An integral part of the ethos of Aston is the house system.  In Year 7 boys are placed in one of five forms: 7B, 7F, 7H, 7M or 7T. These forms are part of a vertical house system placing each boy in one of the five houses. These houses then compete against each other throughout the year, in both sporting and cultural and academic activities. Each of the five houses take their name from the first five headmasters of the school:






They also have a house colour and a little-known emblem: 

  • Brandon’s colour is green and its emblem is a fleur-de-lys. 
  • Floyd’s colour is navy blue and its emblem is a lion rampant
  • Hawley’s colour is silver and its emblem is a shield.
  • Manton’s colour is yellow and its emblem is a portcullis. 
  • Temperley’s colour is maroon and its emblem is a Tudor rose. 

Each house is overseen by a house leader and all have a House Captain and two Vice-Captains.
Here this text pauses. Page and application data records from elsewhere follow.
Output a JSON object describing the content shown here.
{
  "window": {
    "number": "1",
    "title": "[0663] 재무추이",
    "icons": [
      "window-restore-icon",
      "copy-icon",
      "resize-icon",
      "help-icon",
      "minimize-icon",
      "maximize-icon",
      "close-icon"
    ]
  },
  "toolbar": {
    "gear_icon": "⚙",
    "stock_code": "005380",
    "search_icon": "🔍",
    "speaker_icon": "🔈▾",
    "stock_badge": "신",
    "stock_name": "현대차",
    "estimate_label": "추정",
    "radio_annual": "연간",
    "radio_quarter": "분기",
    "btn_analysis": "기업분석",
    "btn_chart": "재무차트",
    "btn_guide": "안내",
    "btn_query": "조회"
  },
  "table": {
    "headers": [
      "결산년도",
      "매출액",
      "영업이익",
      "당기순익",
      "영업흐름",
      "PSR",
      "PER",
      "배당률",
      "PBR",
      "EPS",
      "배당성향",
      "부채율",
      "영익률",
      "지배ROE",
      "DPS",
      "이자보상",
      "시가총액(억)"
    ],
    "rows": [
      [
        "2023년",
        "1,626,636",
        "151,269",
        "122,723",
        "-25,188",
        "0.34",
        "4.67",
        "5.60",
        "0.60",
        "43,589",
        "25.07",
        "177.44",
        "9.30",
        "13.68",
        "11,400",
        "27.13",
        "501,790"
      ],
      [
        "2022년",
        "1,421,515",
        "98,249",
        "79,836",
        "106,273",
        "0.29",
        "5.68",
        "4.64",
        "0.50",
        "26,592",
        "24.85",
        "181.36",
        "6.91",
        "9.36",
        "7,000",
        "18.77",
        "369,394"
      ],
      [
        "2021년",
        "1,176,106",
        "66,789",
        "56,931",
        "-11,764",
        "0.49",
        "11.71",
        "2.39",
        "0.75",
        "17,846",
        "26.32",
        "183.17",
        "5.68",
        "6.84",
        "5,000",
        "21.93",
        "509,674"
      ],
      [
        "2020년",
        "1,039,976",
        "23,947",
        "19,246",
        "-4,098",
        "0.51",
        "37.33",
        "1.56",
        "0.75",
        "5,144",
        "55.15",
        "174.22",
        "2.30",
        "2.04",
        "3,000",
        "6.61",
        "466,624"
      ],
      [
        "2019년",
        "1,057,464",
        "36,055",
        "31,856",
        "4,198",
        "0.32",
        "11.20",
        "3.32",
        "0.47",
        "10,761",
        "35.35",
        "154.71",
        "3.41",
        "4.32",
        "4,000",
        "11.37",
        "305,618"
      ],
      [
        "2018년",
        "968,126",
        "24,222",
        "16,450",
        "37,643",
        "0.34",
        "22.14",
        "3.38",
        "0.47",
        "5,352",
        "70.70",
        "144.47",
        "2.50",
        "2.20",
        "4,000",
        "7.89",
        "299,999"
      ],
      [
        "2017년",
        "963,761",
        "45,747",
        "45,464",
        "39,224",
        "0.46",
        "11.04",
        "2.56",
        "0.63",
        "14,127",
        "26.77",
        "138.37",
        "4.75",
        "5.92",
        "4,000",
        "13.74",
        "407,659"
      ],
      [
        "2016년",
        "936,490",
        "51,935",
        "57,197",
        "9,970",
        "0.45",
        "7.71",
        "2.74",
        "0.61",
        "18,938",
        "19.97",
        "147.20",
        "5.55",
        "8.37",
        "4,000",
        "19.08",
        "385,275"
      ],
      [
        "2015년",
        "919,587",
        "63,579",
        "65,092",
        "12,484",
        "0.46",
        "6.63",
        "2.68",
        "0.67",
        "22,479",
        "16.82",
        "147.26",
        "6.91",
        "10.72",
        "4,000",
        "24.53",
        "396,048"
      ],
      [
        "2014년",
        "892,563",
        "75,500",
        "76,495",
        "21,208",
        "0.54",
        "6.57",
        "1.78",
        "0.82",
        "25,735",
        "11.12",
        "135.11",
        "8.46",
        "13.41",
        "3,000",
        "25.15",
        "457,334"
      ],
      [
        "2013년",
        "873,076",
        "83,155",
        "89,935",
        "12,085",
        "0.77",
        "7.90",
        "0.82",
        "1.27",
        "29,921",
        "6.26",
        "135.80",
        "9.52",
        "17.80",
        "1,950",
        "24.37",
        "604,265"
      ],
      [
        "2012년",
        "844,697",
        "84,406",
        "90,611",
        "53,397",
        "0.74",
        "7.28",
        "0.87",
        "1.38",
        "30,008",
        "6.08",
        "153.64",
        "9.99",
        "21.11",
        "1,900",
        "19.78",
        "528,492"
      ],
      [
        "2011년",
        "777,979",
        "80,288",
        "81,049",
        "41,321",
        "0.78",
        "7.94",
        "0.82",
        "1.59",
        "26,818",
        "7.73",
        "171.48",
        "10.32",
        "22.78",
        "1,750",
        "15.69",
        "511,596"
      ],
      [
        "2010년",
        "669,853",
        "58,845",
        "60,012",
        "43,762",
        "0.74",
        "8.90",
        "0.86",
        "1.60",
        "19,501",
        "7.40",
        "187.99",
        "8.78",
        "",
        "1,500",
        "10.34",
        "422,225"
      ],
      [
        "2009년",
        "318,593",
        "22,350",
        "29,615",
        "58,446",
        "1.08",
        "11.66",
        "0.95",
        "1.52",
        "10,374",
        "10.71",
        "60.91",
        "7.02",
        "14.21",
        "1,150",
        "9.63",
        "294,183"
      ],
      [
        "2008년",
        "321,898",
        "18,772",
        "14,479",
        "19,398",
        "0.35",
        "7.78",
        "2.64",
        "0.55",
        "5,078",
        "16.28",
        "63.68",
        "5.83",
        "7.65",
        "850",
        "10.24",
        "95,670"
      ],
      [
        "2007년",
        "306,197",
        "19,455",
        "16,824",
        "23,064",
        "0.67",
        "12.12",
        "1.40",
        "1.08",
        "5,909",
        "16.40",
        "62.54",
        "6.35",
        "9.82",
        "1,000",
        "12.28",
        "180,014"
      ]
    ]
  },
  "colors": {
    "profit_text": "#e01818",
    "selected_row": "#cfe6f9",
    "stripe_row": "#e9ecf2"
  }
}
The current staff in charge of the houses (the House Leaders) are Mr M Downing (Brandon), Mr K Jackson (Floyd), Mr Smith (Hawley), Mr S Hill (Manton), and Mr Said (Temperley).

The houses compete in a number of sporting events over the school year. They compete to win the Hawkesford Trophy which was first awarded in 1954 and is based on each house's performance in a variety of sports. These range from cross-country and rugby, and hockey to cricket, to volleyball and athletics; the athletics competition being held at Alexander Stadium and watched by the whole school. Temperley House are the current holders of the Hawkesford Trophy.

A similar competition is held for cultural and academic competitions with the winning house being presented with the P Tuck Trophy. Once again houses compete in a variety of activities ranging from events such as mathematical challenges, to competitions such as chess, public-speaking, photography, music and drama. The current holders are Brandon House.

The house system plays a fundamental role in providing students at Aston with a well-rounded education. All boys take an active part in the house competitions and the events are an integral part of their enrichment programme both inside and outside of the classroom. Through taking part in the wide variety of events the students learn numerous life skills including commitment, leadership, and teamwork; and how to be magnanimous in victory and gracious in defeat. You only have to be at the final assembly of the academic year and witness the anticipation of the overall house competitions results and the announcement of the final standings for the P Tuck Trophy and the Hawkesford Trophy to appreciate how important the house system is to our students.